▸ **YOUR OBJECTIVE**
Your answer should be the records again, unchanged in wording and free of images.

(App and web page records)
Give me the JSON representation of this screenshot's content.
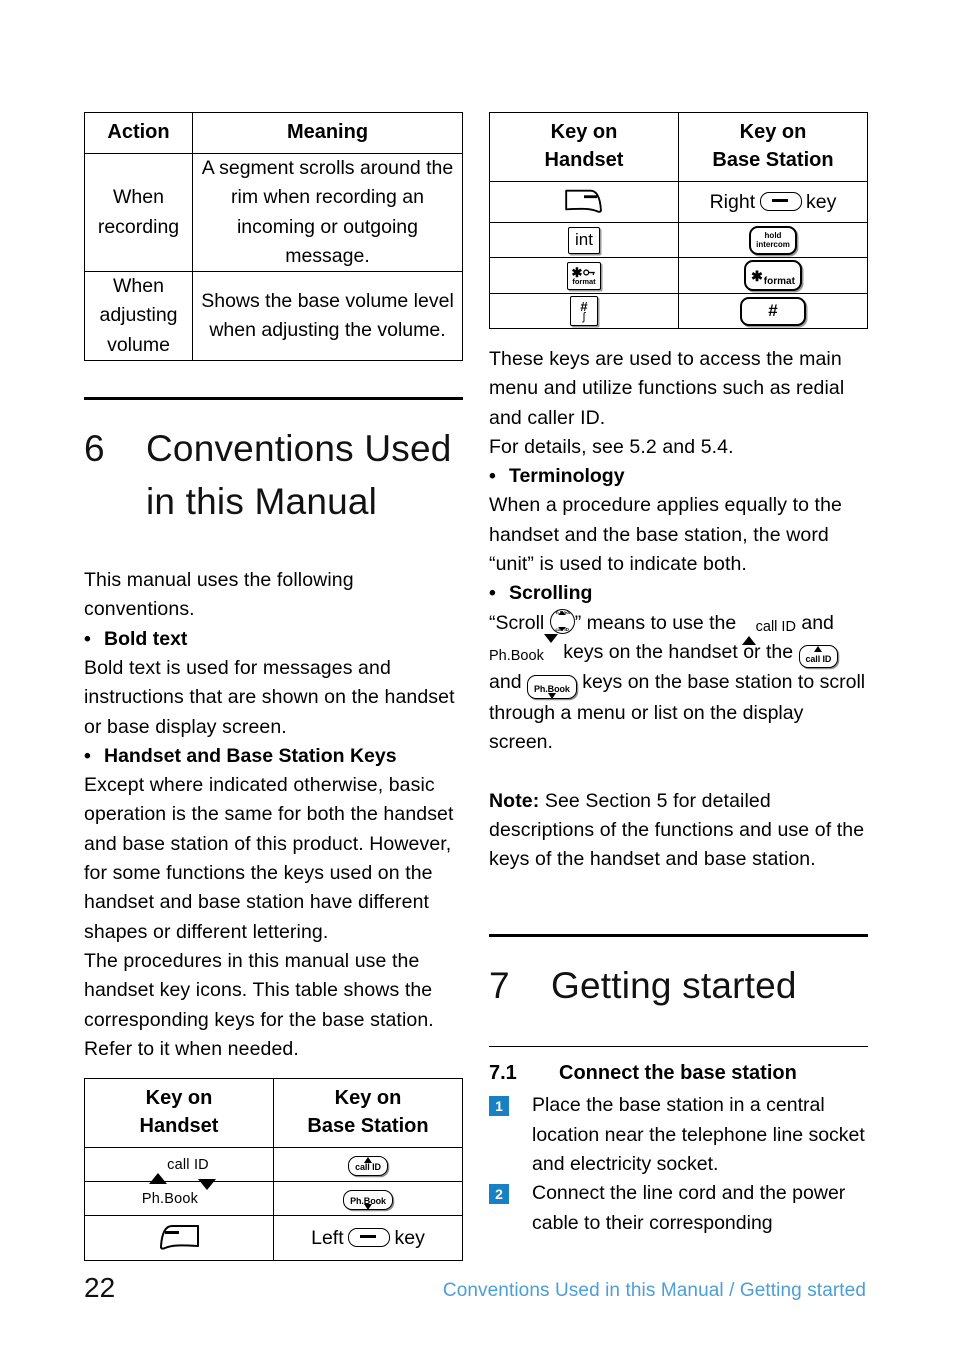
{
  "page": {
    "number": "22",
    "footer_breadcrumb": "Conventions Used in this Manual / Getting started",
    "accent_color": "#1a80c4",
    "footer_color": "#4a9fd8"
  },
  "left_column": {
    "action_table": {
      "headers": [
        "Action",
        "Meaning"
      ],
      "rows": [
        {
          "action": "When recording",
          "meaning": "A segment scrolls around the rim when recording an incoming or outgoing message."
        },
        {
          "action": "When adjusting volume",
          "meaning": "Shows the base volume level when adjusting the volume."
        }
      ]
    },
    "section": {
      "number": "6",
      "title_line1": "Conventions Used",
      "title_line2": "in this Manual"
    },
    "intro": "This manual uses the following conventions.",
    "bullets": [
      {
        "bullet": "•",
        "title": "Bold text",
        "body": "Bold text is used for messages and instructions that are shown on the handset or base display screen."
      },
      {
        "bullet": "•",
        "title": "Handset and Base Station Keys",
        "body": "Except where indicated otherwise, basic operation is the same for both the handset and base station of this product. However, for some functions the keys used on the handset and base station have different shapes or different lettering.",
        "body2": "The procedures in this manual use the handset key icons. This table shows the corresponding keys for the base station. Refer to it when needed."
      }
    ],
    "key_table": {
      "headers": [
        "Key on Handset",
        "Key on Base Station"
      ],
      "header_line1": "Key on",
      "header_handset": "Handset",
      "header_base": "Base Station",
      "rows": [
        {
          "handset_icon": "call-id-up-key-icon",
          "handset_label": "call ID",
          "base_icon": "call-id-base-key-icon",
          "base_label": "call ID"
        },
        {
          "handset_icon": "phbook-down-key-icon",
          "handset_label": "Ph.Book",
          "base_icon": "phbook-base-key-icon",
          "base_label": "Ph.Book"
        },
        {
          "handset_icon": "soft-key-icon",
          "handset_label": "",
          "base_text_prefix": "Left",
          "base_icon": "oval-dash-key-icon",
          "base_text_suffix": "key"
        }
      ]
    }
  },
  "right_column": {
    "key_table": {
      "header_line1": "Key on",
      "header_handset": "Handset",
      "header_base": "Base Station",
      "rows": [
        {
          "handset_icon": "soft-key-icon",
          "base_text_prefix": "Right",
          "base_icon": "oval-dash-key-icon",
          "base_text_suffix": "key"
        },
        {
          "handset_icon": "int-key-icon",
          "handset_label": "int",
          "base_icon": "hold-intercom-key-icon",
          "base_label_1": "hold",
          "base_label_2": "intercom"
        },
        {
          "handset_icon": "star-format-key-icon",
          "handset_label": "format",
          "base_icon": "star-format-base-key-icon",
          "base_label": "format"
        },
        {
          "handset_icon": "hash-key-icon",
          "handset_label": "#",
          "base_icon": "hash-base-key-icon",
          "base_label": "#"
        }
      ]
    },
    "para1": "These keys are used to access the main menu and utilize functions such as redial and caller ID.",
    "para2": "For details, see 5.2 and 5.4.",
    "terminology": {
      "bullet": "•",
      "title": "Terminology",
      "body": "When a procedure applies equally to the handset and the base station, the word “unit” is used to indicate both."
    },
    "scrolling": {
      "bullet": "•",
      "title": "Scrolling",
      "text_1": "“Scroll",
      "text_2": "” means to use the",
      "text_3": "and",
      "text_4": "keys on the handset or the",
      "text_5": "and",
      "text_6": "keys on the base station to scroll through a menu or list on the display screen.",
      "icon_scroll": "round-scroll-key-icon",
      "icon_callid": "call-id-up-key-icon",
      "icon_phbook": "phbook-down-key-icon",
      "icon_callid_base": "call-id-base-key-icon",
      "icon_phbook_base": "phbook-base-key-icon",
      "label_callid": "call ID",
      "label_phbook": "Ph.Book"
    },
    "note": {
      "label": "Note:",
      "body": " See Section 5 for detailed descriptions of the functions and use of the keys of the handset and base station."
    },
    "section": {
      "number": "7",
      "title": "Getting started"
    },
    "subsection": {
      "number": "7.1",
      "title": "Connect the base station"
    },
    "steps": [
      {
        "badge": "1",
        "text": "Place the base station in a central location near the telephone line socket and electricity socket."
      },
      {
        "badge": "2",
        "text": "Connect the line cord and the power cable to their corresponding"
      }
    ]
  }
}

▸ **OUTPUT BELOW**
Give me the JSON representation of this screenshot's content.
{
  "page": {
    "number": "22",
    "footer_breadcrumb": "Conventions Used in this Manual / Getting started",
    "accent_color": "#1a80c4",
    "footer_color": "#4a9fd8"
  },
  "left_column": {
    "action_table": {
      "headers": [
        "Action",
        "Meaning"
      ],
      "rows": [
        {
          "action": "When recording",
          "meaning": "A segment scrolls around the rim when recording an incoming or outgoing message."
        },
        {
          "action": "When adjusting volume",
          "meaning": "Shows the base volume level when adjusting the volume."
        }
      ]
    },
    "section": {
      "number": "6",
      "title_line1": "Conventions Used",
      "title_line2": "in this Manual"
    },
    "intro": "This manual uses the following conventions.",
    "bullets": [
      {
        "bullet": "•",
        "title": "Bold text",
        "body": "Bold text is used for messages and instructions that are shown on the handset or base display screen."
      },
      {
        "bullet": "•",
        "title": "Handset and Base Station Keys",
        "body": "Except where indicated otherwise, basic operation is the same for both the handset and base station of this product. However, for some functions the keys used on the handset and base station have different shapes or different lettering.",
        "body2": "The procedures in this manual use the handset key icons. This table shows the corresponding keys for the base station. Refer to it when needed."
      }
    ],
    "key_table": {
      "headers": [
        "Key on Handset",
        "Key on Base Station"
      ],
      "header_line1": "Key on",
      "header_handset": "Handset",
      "header_base": "Base Station",
      "rows": [
        {
          "handset_icon": "call-id-up-key-icon",
          "handset_label": "call ID",
          "base_icon": "call-id-base-key-icon",
          "base_label": "call ID"
        },
        {
          "handset_icon": "phbook-down-key-icon",
          "handset_label": "Ph.Book",
          "base_icon": "phbook-base-key-icon",
          "base_label": "Ph.Book"
        },
        {
          "handset_icon": "soft-key-icon",
          "handset_label": "",
          "base_text_prefix": "Left",
          "base_icon": "oval-dash-key-icon",
          "base_text_suffix": "key"
        }
      ]
    }
  },
  "right_column": {
    "key_table": {
      "header_line1": "Key on",
      "header_handset": "Handset",
      "header_base": "Base Station",
      "rows": [
        {
          "handset_icon": "soft-key-icon",
          "base_text_prefix": "Right",
          "base_icon": "oval-dash-key-icon",
          "base_text_suffix": "key"
        },
        {
          "handset_icon": "int-key-icon",
          "handset_label": "int",
          "base_icon": "hold-intercom-key-icon",
          "base_label_1": "hold",
          "base_label_2": "intercom"
        },
        {
          "handset_icon": "star-format-key-icon",
          "handset_label": "format",
          "base_icon": "star-format-base-key-icon",
          "base_label": "format"
        },
        {
          "handset_icon": "hash-key-icon",
          "handset_label": "#",
          "base_icon": "hash-base-key-icon",
          "base_label": "#"
        }
      ]
    },
    "para1": "These keys are used to access the main menu and utilize functions such as redial and caller ID.",
    "para2": "For details, see 5.2 and 5.4.",
    "terminology": {
      "bullet": "•",
      "title": "Terminology",
      "body": "When a procedure applies equally to the handset and the base station, the word “unit” is used to indicate both."
    },
    "scrolling": {
      "bullet": "•",
      "title": "Scrolling",
      "text_1": "“Scroll",
      "text_2": "” means to use the",
      "text_3": "and",
      "text_4": "keys on the handset or the",
      "text_5": "and",
      "text_6": "keys on the base station to scroll through a menu or list on the display screen.",
      "icon_scroll": "round-scroll-key-icon",
      "icon_callid": "call-id-up-key-icon",
      "icon_phbook": "phbook-down-key-icon",
      "icon_callid_base": "call-id-base-key-icon",
      "icon_phbook_base": "phbook-base-key-icon",
      "label_callid": "call ID",
      "label_phbook": "Ph.Book"
    },
    "note": {
      "label": "Note:",
      "body": " See Section 5 for detailed descriptions of the functions and use of the keys of the handset and base station."
    },
    "section": {
      "number": "7",
      "title": "Getting started"
    },
    "subsection": {
      "number": "7.1",
      "title": "Connect the base station"
    },
    "steps": [
      {
        "badge": "1",
        "text": "Place the base station in a central location near the telephone line socket and electricity socket."
      },
      {
        "badge": "2",
        "text": "Connect the line cord and the power cable to their corresponding"
      }
    ]
  }
}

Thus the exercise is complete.